Ash Tong / Guest Writer
I have always taken great discomfort, when MSM and biased marketing talk always refer to the pricing of new flats as “Discount to the market” or “Cheaper than comparative condominiums in the area’.
The Ang Mo Kio and Bishan projects are priced at above $400,000 for a new 4 room flat, applicant for these projects are subjected to the $8,000-income cap. A simple break down of the math.
Gross Income: $8000
CPF into OA for housing needs: $1082.56
Nett Cash: $6400
4 room Natura Loft project in Bishan: 465k
Monthly installment based on 30 years 2.6% calculation: $1861.38
Hence each family would have to top up $778.82 into their CPF for their housing each month, which makes up to 12 per cent of their disposable income. If you change the calculations for a 20-year repayment, the percentage of their disposable income used to top their CPF moves into the 20 per cent range.
Ideally, all applicants for these projects would have a perfect gross income of 8k, and the flats would be affordable. However, often couples with incomes below 8k, might be unsuitably stretched, by buying such flats.
As a side note, it should be no surprise that this project was awarded to the highest tender.
CPF housing grant for family living within 2km are only eligible for DBSS projects, and additional housing grants are only eligible for families who earn below a $4,000 gross income. Given the number of DBSS projects that have been released in the past year, it defeats the purpose of encouraging families to stay at close proximity as it comes with a huge price because these projects cost 400k and upwards. I do not recall any Non-DBSS projects in mature estates released in the past year.
The additional housing grants equates to lip service as no sane couple could afford a DBSS project with a 4k gross income.
All other new flats are not eligible for any grants as they are sold, “at a great discount”. The argument would not hold, when we look deeper into the figures; e.g. a new Toa Payoh Central Horizon flat cost up to 550k for a new 5 room flat, using the PSM or PSF to compare with resale flats will show that these flats are not priced at discount at all.
Now lets not be choosy as Singaporeans, HDB is trying their best to give us a home.
So we turn to non-mature estates like Punggol. Yet again, we’re subjected to manipulated pricing.
I refer to the latest BTO project, Punggol Arcadia offered by HDB.
In a similar location just across the street, Coralinus/Treelodge@ponggol BTO project, indicative prices taken from October Half yearly Sale:
In another location with similar proximity to Ponggol MRT, released May2008:
These 3 projects all hold the same proximity to Ponggol MRT station, and are all touted as premium projects. However we should question why the indicative price range has risen from between 7 per cent to 14 per cent? The internal floor area has all but gone up by less than 2 per cent comparatively. I have only drawn the comparison for 4 room flats, but similar directional trend can be noticed in 3 and 5 room offerings as well.
According to news reports, commodities have gone down, demand for construction might slowdown hence might require government reversal in placing some infrastructure projects on hold; so why the increase in prices for such flats?

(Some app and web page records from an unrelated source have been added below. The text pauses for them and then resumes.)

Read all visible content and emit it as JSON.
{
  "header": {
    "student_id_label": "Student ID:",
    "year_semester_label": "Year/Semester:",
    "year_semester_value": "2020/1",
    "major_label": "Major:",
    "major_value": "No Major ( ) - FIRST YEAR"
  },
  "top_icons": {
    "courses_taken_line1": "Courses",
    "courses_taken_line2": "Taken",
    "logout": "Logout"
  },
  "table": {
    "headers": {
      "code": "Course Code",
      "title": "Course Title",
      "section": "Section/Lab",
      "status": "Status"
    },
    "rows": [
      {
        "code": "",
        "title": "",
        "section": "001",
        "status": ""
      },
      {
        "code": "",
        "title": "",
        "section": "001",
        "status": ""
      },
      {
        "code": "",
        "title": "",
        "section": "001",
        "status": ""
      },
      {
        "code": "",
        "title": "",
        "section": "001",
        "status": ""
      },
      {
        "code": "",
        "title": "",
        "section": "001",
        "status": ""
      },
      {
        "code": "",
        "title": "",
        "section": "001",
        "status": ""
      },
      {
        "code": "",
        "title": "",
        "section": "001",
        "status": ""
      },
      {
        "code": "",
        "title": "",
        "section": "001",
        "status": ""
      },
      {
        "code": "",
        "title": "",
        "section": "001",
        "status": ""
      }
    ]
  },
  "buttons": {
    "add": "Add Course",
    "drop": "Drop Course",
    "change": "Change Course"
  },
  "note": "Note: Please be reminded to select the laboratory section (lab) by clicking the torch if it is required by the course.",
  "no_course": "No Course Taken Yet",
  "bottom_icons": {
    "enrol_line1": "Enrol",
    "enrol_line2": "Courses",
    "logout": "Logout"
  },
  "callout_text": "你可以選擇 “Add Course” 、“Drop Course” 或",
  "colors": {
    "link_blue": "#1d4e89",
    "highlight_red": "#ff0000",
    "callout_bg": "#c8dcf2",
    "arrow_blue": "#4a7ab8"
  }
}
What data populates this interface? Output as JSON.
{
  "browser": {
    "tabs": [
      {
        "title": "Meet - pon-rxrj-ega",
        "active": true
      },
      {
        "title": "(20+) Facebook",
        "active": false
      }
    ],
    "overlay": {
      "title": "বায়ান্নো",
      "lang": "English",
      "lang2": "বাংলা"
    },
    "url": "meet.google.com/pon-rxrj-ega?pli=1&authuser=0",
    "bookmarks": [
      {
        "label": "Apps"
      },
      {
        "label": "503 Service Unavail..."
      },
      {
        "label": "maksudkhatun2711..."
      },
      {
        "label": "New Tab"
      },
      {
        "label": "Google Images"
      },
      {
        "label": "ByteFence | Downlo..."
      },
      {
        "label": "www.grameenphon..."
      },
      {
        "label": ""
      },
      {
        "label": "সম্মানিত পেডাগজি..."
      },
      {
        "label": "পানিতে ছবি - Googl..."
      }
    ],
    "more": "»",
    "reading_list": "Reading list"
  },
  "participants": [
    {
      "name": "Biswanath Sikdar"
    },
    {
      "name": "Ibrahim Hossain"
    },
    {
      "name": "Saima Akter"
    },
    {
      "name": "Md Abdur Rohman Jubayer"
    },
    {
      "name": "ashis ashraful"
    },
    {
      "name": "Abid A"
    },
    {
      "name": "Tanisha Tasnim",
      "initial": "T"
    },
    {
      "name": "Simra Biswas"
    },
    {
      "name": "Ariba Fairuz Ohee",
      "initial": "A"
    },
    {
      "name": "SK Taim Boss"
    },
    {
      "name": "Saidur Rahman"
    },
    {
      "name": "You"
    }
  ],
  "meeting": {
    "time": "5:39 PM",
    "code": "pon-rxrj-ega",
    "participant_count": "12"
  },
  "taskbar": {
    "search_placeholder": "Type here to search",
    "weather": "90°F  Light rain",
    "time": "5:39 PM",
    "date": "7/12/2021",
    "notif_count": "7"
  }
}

Minister for National Development, Mr Mah Bow Tan, once said something along these lines. “Instead of building in sync with population growth, which resulted in several excess of flats, we shall now build in sync with demand, hence the BTO model.”
Doesn’t that mean demand will always exceed supply; hence the price floors/equilibrium prices for new flats will be artificial?
Can these directives by HDB be considered duress?
Quoted from their press release:
”The above measures will encourage applicants to consider their options carefully before participating in a HDB sale exercise. They will also help to minimize non-selection of HDB flats by applicants who repeatedly participate in sales exercises and thus divert HDB’s time and resources from those with urgent housing needs.”
This press release was in reference, to the change of rules for balloting of flats. However in the latest October half yearly sale, a 20-year old Bedok flat was also offered in the ballot. Half yearly sales do not allow applicants to choose the indicative area they prefer, nor do they allocate married child priority since applicants are unable to indicate the areas they prefer.
So one does wonder, if the applicant whose family nucleus is in the west, is invited to select a flat and this particular Bedok flat is the last choice available, does one fault him for non-selection?
We are made to pay even for the basic automated electronic process of balloting, yet HDB’s stand seems to infer that if we need a house we should take what they offer. As mentioned, we do not pay a discount, and HDB does make a profit from selling the flats, so why should we be penalized for being selective when we buy our flats?
A home to an ordinary Singaporean like me should be a nest of warmth where I return to my family every night, yet it seems to have been turned into a monopolistic business model, with minimal sense of ownership given.
I do also wonder what HDB’s urgent housing needs refer to, as all I see is an unnecessary spate of DBSS and overpriced projects.